      • Ribavarin reduces severity of symptoms in immunocomprimized patients
    • No vaccine; improper vaccination increases severity of disease
    • Passive vacciniation for high risk infants
      • Palivizumab: anti-F monoclonal antibody
    www.freelivedoctor.com
  • 21. Parainfluenza viruses
    • Four serotypes, host range limited to humans,
    • Respiratory transmission
    • Infections limited to respiratory tract, generally non-systemic and viremia rare
    • Causes cold-like symptoms, bronchitis and croup (serotypes 1 and 2). Infections of children common
    • Diagnosis
      • Virus culture
      • Syncytia formation
      • Hemadsorption
      • Hemagglutination inhibition
      • rtPCR
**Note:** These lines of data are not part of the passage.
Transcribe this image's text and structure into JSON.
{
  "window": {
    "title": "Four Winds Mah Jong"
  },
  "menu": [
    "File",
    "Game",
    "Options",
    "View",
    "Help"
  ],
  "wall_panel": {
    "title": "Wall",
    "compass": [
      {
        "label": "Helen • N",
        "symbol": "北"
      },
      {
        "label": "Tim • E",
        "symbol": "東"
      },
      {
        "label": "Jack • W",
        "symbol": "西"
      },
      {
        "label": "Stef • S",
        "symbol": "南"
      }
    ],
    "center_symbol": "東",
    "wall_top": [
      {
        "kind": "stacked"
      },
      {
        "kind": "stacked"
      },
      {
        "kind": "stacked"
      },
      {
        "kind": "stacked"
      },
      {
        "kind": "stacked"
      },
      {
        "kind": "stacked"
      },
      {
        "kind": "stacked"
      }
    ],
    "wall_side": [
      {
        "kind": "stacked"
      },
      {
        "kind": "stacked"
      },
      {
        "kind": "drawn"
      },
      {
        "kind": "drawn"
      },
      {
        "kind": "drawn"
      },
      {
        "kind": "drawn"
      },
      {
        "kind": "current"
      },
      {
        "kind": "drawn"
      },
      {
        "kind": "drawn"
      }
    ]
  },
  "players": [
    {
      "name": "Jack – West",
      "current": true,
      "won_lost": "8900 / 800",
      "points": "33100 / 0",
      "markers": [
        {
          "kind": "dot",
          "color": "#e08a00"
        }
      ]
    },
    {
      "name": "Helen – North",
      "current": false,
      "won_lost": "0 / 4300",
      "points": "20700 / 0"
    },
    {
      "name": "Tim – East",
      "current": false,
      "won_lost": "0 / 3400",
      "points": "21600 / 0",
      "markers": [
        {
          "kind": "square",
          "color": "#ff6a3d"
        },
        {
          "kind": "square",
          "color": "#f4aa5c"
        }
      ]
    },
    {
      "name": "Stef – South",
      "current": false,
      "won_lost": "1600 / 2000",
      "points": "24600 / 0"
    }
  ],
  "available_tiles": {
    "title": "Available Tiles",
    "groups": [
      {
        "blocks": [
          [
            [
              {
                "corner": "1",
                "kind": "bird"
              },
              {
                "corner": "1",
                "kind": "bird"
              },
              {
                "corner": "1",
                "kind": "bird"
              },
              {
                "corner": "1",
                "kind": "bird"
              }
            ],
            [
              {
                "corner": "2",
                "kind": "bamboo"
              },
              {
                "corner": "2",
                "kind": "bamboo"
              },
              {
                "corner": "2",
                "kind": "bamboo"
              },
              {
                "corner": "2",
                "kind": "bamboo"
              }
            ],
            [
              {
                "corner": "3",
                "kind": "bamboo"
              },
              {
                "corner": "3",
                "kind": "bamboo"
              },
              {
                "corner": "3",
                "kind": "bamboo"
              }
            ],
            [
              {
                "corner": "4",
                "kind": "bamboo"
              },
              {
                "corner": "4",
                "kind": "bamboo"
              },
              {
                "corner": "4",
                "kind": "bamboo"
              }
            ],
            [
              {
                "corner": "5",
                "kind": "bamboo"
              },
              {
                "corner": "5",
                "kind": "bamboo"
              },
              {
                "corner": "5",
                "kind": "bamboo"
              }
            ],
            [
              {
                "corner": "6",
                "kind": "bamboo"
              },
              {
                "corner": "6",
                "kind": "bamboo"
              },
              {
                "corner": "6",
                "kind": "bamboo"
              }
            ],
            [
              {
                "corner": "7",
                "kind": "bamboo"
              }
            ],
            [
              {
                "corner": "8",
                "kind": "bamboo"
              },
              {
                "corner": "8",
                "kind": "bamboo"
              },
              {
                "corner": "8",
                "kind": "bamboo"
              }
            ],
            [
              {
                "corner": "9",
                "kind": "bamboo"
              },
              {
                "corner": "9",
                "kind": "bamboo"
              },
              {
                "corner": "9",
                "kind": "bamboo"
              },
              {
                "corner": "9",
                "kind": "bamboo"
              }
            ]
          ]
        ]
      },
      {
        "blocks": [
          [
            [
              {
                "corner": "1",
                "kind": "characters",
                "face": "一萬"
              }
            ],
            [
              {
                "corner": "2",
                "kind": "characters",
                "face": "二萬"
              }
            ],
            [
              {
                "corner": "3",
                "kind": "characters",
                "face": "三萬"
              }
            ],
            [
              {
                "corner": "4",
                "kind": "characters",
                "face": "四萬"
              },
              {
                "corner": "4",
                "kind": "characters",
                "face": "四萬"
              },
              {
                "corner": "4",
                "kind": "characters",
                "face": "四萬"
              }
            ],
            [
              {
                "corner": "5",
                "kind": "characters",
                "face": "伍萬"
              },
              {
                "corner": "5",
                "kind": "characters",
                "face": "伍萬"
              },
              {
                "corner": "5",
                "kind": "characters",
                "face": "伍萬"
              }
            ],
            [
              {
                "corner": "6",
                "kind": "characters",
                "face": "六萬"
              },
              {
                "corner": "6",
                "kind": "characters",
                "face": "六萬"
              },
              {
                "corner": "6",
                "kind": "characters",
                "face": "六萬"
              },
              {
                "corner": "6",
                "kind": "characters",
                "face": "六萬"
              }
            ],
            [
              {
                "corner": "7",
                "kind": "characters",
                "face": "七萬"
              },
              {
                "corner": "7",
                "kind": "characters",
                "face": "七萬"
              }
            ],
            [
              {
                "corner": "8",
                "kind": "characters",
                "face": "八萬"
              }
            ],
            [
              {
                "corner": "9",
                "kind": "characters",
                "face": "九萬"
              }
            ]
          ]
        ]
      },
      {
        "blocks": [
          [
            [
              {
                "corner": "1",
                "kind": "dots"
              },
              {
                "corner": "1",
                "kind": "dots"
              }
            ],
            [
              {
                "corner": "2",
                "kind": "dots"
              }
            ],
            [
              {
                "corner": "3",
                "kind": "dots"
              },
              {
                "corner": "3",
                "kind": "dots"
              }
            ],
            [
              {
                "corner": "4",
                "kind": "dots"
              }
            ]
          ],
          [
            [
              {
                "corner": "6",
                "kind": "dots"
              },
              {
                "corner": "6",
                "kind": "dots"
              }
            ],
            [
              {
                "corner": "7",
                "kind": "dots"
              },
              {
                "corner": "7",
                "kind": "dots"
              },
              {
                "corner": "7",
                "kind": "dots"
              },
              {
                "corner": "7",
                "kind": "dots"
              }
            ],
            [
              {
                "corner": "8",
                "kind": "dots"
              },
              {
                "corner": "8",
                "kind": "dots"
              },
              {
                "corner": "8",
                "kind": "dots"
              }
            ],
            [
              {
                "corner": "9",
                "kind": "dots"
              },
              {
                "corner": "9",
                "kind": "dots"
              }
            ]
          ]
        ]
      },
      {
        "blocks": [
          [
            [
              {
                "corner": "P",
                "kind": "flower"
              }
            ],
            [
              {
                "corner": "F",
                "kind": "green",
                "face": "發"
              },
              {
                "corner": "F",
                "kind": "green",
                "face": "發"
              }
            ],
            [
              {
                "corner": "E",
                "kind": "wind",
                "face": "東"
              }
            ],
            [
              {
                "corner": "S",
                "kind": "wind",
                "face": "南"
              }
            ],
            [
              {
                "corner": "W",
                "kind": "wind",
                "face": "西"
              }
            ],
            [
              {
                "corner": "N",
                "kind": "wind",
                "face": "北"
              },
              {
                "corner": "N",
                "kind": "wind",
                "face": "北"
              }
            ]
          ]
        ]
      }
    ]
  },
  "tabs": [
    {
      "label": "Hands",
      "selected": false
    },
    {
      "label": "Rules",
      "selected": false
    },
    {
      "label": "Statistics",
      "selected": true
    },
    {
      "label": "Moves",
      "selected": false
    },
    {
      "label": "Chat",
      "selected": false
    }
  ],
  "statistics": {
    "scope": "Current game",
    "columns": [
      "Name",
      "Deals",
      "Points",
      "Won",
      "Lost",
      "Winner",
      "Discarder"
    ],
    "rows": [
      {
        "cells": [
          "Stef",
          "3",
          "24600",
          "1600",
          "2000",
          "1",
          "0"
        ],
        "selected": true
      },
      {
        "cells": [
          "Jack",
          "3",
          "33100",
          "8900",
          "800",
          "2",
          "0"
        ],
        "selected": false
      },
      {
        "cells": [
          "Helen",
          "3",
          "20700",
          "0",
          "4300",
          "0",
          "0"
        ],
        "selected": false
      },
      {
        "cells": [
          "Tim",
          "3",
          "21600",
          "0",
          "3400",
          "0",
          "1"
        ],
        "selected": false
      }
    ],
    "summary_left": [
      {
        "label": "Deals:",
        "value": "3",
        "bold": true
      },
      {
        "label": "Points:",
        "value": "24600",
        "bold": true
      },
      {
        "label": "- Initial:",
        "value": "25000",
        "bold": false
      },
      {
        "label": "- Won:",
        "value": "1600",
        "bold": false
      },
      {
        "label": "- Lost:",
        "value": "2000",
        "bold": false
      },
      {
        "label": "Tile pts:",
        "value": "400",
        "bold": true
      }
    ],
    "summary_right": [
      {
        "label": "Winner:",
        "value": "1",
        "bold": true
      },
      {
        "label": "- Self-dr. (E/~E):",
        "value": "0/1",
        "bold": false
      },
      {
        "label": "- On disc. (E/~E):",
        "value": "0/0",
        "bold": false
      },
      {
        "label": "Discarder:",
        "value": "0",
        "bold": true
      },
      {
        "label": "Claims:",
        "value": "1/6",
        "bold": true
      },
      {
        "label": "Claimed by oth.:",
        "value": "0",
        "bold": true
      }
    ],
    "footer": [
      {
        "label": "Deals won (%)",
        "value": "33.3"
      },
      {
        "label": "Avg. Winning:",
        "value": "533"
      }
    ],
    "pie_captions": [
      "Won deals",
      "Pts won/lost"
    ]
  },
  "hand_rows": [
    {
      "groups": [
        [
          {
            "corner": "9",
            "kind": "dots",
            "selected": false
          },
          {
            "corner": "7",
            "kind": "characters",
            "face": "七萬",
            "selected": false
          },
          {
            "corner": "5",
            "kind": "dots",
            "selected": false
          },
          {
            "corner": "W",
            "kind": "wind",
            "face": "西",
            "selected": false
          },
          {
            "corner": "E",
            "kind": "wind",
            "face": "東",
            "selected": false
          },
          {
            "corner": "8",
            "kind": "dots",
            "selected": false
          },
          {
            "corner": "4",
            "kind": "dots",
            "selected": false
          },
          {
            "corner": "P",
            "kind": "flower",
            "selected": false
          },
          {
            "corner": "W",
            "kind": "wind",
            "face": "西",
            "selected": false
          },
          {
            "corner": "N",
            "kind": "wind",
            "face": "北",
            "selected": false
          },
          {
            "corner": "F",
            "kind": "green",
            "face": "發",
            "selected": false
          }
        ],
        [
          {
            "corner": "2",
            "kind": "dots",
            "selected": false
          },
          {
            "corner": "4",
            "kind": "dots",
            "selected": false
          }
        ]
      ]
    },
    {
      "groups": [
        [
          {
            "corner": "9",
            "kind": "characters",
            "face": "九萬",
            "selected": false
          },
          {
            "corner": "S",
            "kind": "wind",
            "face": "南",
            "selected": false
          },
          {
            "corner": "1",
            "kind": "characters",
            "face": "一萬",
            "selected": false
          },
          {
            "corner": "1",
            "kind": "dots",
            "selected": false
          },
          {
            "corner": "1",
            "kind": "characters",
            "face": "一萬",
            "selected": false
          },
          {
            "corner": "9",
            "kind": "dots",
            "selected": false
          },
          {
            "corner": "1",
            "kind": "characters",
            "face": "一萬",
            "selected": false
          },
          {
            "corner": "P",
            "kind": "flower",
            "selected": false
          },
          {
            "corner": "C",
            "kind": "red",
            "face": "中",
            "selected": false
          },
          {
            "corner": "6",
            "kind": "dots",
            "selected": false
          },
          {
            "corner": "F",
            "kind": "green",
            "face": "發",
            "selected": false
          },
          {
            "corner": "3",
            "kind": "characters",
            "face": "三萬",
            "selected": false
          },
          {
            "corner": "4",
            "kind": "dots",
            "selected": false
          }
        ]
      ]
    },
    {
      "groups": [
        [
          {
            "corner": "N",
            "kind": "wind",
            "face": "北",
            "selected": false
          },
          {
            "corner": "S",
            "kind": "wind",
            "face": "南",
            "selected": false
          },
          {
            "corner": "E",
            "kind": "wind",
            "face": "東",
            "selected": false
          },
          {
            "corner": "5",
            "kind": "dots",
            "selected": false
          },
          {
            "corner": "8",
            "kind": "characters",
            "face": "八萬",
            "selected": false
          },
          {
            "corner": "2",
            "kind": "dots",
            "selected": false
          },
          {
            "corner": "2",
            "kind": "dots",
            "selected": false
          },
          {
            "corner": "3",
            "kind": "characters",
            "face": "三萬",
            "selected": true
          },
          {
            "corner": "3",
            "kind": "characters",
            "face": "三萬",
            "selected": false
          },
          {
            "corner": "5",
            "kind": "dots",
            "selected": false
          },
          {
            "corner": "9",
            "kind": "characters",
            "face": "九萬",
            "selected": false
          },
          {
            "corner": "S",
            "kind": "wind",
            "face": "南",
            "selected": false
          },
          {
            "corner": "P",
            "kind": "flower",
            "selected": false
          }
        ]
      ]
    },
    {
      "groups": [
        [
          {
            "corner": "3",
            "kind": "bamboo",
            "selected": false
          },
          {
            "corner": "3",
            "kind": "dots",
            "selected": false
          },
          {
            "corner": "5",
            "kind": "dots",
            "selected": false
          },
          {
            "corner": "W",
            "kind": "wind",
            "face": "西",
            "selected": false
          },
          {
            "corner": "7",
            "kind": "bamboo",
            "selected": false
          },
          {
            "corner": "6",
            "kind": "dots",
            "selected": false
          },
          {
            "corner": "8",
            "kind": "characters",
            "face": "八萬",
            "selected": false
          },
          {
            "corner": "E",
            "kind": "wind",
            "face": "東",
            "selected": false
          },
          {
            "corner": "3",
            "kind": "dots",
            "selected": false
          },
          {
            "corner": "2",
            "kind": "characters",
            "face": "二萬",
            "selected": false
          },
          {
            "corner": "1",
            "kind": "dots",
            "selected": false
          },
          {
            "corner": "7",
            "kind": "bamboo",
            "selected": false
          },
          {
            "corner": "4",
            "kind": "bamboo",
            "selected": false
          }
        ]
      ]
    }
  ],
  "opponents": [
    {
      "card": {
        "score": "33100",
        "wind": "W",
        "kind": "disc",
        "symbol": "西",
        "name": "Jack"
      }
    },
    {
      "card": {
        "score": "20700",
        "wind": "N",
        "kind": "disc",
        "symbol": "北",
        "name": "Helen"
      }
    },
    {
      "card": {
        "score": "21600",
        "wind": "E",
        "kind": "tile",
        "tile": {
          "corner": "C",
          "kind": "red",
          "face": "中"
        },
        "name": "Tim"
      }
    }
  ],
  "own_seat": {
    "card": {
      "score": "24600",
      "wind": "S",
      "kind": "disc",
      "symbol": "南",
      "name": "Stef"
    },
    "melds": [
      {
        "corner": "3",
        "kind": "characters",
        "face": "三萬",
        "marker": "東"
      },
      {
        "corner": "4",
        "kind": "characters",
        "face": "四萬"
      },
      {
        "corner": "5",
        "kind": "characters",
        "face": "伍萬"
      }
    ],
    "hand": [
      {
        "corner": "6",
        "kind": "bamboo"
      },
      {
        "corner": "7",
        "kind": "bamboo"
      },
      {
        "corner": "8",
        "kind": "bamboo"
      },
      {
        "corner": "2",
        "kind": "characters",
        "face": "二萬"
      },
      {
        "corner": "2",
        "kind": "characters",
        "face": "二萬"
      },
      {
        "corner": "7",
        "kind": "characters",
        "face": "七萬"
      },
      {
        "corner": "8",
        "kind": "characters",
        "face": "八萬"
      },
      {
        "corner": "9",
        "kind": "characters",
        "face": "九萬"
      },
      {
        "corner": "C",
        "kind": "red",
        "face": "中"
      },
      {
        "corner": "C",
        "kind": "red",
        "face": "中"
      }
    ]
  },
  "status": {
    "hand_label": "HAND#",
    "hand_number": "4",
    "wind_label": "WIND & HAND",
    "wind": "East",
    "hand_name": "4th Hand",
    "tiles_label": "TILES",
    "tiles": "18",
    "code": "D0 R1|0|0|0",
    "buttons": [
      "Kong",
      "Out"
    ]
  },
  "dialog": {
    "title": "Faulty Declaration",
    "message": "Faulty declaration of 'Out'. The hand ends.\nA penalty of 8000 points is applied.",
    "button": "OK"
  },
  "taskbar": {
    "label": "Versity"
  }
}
    • Immunity following infection short-lived. Individuals subject to re-infection
    • Candidate vaccines are in various stages of clinical trials
    www.freelivedoctor.com
  • 22. Human metapneumovirus
    • Respiratory transmission
    • Disease: asymptomatic, common cold, bronchiolotis, pheumonia
      • Accounts for 15% of common colds in children
    • Diagnosis by rtPCR
    www.freelivedoctor.com
  • 23. Paramyxovirus summary
    • Structure
      • Negative sense ssRNA genome, helical nucleocapsid, envelope with attachment protein and F protein
    • Pathogenesis
      • Transmission in respiratory droplets and fusion of virus envelope via F protein with plasma membrane of cells in the respiratory tract
      • Replication in cytoplasm, budding
      • Viremia except for RSV and PIV
      • Innate and antibody response important; many symptoms from immune response: rash in measles and swelling in mumps; PIV bronchitis and croup; RSV bronchiolitis and pneumonia in infants
      • Sequelae in CNS for measles and mumps
    • Diagnosis
      • Serology or nucleic acid
      • Measles: Koplik spots; mumps: swelling of parotid gland
    • Treatment/prevention
      • MMR live attenuated viral vaccine for measles and mumps, none for RSV or PIV
    www.freelivedoctor.com